| What is being asked |
Copy out each line of the data holding "Body".

____________________

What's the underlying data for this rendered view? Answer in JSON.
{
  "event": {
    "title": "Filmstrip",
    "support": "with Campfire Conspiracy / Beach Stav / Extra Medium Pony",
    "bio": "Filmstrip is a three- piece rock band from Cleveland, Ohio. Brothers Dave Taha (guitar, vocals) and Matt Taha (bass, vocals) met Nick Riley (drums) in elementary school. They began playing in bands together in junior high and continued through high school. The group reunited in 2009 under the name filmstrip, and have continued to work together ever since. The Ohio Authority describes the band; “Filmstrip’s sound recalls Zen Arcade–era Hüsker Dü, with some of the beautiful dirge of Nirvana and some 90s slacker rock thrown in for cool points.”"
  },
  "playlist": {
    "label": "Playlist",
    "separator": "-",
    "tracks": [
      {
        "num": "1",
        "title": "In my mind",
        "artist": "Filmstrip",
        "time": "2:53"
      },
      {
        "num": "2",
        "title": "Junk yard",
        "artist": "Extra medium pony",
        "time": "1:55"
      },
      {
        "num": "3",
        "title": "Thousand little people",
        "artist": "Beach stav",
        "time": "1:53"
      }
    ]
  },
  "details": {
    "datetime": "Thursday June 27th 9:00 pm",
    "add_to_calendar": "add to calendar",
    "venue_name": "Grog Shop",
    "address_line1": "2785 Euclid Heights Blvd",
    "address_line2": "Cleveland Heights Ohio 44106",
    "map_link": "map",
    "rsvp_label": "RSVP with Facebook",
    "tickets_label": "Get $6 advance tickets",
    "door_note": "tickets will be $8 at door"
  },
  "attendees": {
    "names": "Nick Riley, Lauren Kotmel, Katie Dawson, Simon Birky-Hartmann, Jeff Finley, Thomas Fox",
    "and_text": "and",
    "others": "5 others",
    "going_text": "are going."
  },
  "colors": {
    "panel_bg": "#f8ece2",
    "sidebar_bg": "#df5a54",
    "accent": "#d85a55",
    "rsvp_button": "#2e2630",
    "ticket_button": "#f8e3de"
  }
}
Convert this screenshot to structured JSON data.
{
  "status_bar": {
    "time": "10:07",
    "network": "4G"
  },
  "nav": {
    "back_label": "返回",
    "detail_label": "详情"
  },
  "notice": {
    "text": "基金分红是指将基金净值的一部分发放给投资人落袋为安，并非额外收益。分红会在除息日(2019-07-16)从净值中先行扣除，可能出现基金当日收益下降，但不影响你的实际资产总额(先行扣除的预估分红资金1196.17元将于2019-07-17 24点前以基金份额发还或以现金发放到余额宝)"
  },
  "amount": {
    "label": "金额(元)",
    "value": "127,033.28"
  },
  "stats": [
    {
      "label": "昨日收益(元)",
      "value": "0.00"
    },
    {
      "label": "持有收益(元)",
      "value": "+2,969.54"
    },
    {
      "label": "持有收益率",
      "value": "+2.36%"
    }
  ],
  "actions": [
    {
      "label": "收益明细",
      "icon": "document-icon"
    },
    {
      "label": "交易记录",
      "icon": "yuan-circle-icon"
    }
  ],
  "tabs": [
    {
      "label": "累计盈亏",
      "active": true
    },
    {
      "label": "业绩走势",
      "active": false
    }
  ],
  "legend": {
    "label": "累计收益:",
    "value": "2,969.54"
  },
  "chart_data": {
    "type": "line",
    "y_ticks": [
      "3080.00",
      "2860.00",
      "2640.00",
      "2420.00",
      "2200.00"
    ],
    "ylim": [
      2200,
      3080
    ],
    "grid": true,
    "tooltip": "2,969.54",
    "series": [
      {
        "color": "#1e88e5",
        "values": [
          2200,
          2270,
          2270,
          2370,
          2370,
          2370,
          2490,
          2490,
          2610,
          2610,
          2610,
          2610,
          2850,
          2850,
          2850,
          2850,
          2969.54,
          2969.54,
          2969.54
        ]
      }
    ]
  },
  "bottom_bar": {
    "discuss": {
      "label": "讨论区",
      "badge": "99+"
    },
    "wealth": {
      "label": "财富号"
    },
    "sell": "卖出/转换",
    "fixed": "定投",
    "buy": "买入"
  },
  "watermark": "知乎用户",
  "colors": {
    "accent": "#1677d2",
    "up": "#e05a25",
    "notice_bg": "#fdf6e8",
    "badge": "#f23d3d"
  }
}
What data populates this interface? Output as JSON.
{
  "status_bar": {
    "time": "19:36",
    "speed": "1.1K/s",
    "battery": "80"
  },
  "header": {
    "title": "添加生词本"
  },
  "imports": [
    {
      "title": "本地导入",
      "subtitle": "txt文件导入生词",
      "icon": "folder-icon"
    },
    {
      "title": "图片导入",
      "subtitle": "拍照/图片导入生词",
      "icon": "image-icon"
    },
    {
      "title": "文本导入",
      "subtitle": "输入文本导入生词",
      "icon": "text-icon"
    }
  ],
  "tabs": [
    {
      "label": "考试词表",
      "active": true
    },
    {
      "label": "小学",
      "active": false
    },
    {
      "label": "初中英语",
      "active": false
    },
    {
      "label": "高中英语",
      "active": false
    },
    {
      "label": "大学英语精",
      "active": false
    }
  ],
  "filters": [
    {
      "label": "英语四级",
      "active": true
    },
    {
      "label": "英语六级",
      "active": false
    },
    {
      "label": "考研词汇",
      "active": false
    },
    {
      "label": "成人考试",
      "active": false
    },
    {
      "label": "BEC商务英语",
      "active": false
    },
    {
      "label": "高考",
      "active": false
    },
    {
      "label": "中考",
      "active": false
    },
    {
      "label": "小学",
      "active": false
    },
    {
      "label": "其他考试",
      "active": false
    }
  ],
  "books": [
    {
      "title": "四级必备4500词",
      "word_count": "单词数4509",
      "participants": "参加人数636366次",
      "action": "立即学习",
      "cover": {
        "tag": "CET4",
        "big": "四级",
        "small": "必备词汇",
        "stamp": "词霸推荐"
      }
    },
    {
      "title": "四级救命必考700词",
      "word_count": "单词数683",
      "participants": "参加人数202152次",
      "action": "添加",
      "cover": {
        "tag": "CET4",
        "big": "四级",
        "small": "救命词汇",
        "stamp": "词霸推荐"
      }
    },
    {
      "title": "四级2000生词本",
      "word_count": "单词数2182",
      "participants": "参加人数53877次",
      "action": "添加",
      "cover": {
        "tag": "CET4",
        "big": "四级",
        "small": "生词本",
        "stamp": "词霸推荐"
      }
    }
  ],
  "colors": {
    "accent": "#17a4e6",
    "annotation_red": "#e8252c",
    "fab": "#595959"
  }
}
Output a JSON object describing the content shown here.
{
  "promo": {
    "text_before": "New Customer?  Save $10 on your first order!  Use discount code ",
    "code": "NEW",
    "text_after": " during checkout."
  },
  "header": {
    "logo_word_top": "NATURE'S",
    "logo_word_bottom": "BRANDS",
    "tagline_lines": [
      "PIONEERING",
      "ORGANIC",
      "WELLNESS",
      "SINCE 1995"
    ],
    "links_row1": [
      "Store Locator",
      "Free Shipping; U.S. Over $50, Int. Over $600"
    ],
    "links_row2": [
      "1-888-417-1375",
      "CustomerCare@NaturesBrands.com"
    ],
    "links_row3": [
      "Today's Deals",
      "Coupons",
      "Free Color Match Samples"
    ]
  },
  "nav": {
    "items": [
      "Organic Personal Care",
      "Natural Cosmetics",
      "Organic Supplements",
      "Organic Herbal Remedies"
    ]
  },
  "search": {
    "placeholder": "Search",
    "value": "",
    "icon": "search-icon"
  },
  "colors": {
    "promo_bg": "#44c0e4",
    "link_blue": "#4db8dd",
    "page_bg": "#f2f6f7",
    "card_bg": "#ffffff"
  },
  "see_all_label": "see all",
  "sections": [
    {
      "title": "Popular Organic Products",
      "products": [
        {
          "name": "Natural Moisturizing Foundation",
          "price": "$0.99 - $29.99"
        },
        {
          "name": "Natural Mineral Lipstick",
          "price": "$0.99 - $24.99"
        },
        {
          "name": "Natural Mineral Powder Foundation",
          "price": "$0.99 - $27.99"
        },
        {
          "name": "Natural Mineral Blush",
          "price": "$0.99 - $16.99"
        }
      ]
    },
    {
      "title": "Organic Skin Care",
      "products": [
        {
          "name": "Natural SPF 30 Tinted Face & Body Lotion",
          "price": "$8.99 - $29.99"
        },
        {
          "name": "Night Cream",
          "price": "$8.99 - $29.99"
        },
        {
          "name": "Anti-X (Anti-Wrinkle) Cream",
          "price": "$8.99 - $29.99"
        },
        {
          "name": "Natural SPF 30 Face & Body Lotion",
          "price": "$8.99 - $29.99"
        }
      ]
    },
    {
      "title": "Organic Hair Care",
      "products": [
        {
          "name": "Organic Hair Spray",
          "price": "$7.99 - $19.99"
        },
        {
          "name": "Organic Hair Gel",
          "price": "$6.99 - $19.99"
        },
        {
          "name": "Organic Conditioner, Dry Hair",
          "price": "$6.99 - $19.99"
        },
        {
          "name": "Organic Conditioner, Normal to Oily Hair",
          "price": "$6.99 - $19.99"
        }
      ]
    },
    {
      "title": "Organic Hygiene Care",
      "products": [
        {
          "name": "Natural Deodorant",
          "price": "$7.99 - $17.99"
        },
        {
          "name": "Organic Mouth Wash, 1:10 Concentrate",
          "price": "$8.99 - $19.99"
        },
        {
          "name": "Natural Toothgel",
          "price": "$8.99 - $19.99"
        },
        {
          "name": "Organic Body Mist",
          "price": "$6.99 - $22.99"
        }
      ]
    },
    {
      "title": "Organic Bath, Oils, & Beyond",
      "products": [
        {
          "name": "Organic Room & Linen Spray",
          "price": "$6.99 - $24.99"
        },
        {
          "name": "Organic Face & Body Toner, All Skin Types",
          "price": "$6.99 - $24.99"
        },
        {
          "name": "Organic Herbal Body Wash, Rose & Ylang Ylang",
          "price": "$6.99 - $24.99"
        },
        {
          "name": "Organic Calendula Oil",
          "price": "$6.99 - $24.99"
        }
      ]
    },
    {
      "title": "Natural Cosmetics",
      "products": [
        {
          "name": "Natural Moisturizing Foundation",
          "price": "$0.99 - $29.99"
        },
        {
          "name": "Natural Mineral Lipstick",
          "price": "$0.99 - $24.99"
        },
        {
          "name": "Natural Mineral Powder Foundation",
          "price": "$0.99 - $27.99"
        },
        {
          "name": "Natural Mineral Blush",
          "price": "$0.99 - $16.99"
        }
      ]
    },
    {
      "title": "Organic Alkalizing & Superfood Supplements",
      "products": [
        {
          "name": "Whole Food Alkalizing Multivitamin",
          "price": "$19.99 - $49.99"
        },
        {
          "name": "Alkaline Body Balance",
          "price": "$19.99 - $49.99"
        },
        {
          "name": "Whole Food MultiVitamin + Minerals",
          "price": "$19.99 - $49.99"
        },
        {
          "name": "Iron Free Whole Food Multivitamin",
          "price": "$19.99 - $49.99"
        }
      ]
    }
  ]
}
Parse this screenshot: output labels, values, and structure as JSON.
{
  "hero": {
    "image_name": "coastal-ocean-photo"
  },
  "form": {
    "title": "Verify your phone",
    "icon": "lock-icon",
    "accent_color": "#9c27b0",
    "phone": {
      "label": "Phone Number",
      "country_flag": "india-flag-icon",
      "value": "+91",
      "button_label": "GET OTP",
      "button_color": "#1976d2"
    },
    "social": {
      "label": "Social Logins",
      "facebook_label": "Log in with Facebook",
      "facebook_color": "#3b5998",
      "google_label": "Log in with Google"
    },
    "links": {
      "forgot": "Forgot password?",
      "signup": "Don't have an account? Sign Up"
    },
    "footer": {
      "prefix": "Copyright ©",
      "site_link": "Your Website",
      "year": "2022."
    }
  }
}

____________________

| The completed task |
          "name": "Natural SPF 30 Tinted Face & Body Lotion",
          "name": "Natural SPF 30 Face & Body Lotion",
          "name": "Organic Body Mist",
          "name": "Organic Face & Body Toner, All Skin Types",
          "name": "Organic Herbal Body Wash, Rose & Ylang Ylang",
          "name": "Alkaline Body Balance",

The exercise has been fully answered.